But you can take steps to protect your skin.

With Skin Cancer Awareness Month wrapping up and the start of summer just kicking off, it's important to know how to protect yourself in the sun and break down some of the myths regarding sunscreen and how you can get skin cancer.

"I've had a couple of bumps like on my nose that I've been concerned about, so I always make sure I always put the Coppertone 50," says vacationer Ryan Dean.

Whether it be the lowest level -- basal cell carcinoma -- to the most dangerous -- malignant melanoma -- experts say prevention starts at an early age. "Sun exposure is cumulative. We bank sun exposure, almost like a bank account. What you're doing in your teenage years, your 20's your 30's, is you’re banking the damage and then when you get older it comes out," says dermatologist Dr. Elizabeth F. Callahan.

One beachgoer understands that all too well. As a teen, she thought she was invincible when it came to tanning. "I spent 6 years of my life going tanning every day, and I haven't tanned in 6 years. I refuse to go to a tanning bed. I know the damage has already been done," says Casey Dean.

Dermatologists say you should check yourself monthly for signs of skin cancer; just follow the A-B-C-D-E's.

"You want to look for asymmetry; one half not equal in the other. You want to look for irregular borders; that's what B stands for. 'C' for irregular colors; white and black. 'D' for diameter; something getting bigger. And the final one really, 'E'; you want to think about that -- something that's evolving. You had a very small spot, but every month it gets bigger and it gets more irregular," says Dr. Callahan.

Application is key; if not applied correctly, even an SPF of 50 could be ineffective. "The biggest mistake I see is that people don't put enough on. They trust the SPF number."

Vacationers tell ABC 7 they've learned the hard way from other family members who had skin cancer. "Because my mom had skin cancer and I don't want to get it," says Debra Becker.

As you make your way to the beach or the pool this summer, or even going outside for just a short amount of time, dermatologists say to apply at least 20 minutes before sun exposure and re-apply every 2 hours.

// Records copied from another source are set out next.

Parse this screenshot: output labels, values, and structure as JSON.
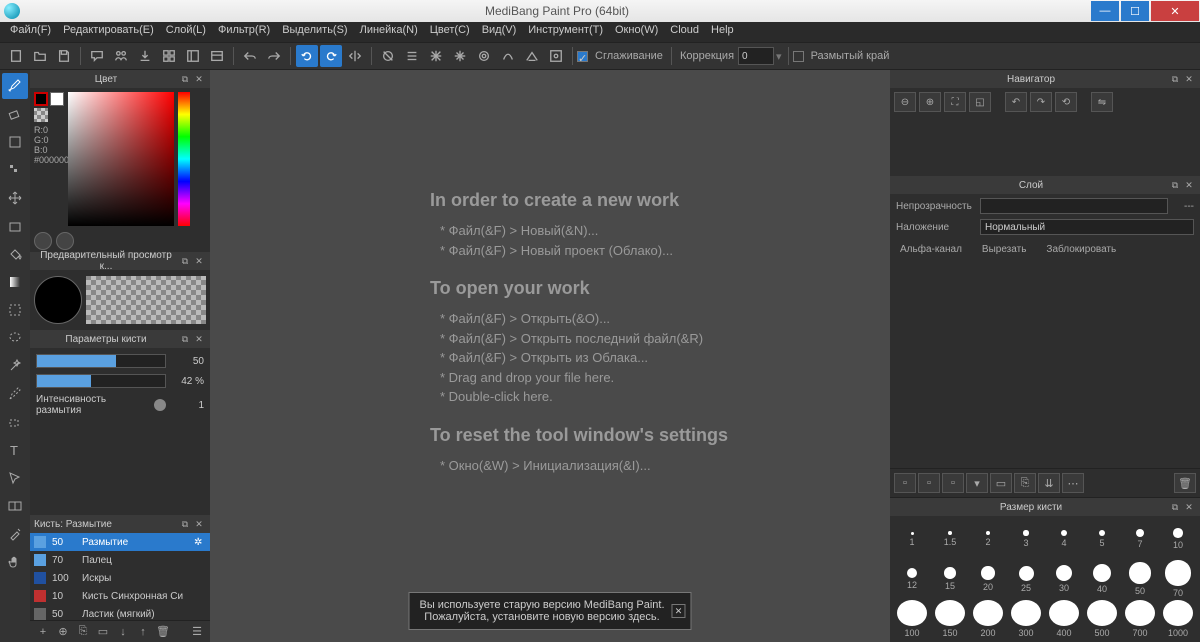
{
  "title": "MediBang Paint Pro (64bit)",
  "menu": [
    "Файл(F)",
    "Редактировать(E)",
    "Слой(L)",
    "Фильтр(R)",
    "Выделить(S)",
    "Линейка(N)",
    "Цвет(C)",
    "Вид(V)",
    "Инструмент(T)",
    "Окно(W)",
    "Cloud",
    "Help"
  ],
  "topbar": {
    "smoothing": "Сглаживание",
    "correction": "Коррекция",
    "correction_val": "0",
    "blur_edge": "Размытый край"
  },
  "panels": {
    "color": "Цвет",
    "preview": "Предварительный просмотр к...",
    "params": "Параметры кисти",
    "brushes": "Кисть: Размытие",
    "navigator": "Навигатор",
    "layer": "Слой",
    "brushsize": "Размер кисти"
  },
  "color": {
    "r": "R:0",
    "g": "G:0",
    "b": "B:0",
    "hex": "#000000"
  },
  "params": {
    "size_val": "50",
    "opacity_val": "42 %",
    "intensity_label": "Интенсивность размытия",
    "intensity_val": "1"
  },
  "brushes": [
    {
      "size": "50",
      "name": "Размытие",
      "color": "#5aa0e0",
      "selected": true
    },
    {
      "size": "70",
      "name": "Палец",
      "color": "#5aa0e0"
    },
    {
      "size": "100",
      "name": "Искры",
      "color": "#2050a0"
    },
    {
      "size": "10",
      "name": "Кисть Синхронная Си",
      "color": "#c03030"
    },
    {
      "size": "50",
      "name": "Ластик (мягкий)",
      "color": "#666"
    }
  ],
  "canvas": {
    "h1": "In order to create a new work",
    "l1": "* Файл(&F) > Новый(&N)...",
    "l2": "* Файл(&F) > Новый проект (Облако)...",
    "h2": "To open your work",
    "l3": "* Файл(&F) > Открыть(&O)...",
    "l4": "* Файл(&F) > Открыть последний файл(&R)",
    "l5": "* Файл(&F) > Открыть из Облака...",
    "l6": "* Drag and drop your file here.",
    "l7": "* Double-click here.",
    "h3": "To reset the tool window's settings",
    "l8": "* Окно(&W) > Инициализация(&I)..."
  },
  "notif": {
    "line1": "Вы используете старую версию MediBang Paint.",
    "line2": "Пожалуйста, установите новую версию здесь."
  },
  "layer": {
    "opacity": "Непрозрачность",
    "opacity_val": "---",
    "blend": "Наложение",
    "blend_val": "Нормальный",
    "alpha": "Альфа-канал",
    "clip": "Вырезать",
    "lock": "Заблокировать"
  },
  "sizes": [
    1,
    1.5,
    2,
    3,
    4,
    5,
    7,
    10,
    12,
    15,
    20,
    25,
    30,
    40,
    50,
    70,
    100,
    150,
    200,
    300,
    400,
    500,
    700,
    1000
  ]
}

Dermatologist ABC 7 spoke to recommend sunscreens that are more mineral based, with titanium dioxide or zinc oxide; at least a 30 SPF with UVA & UVB protection.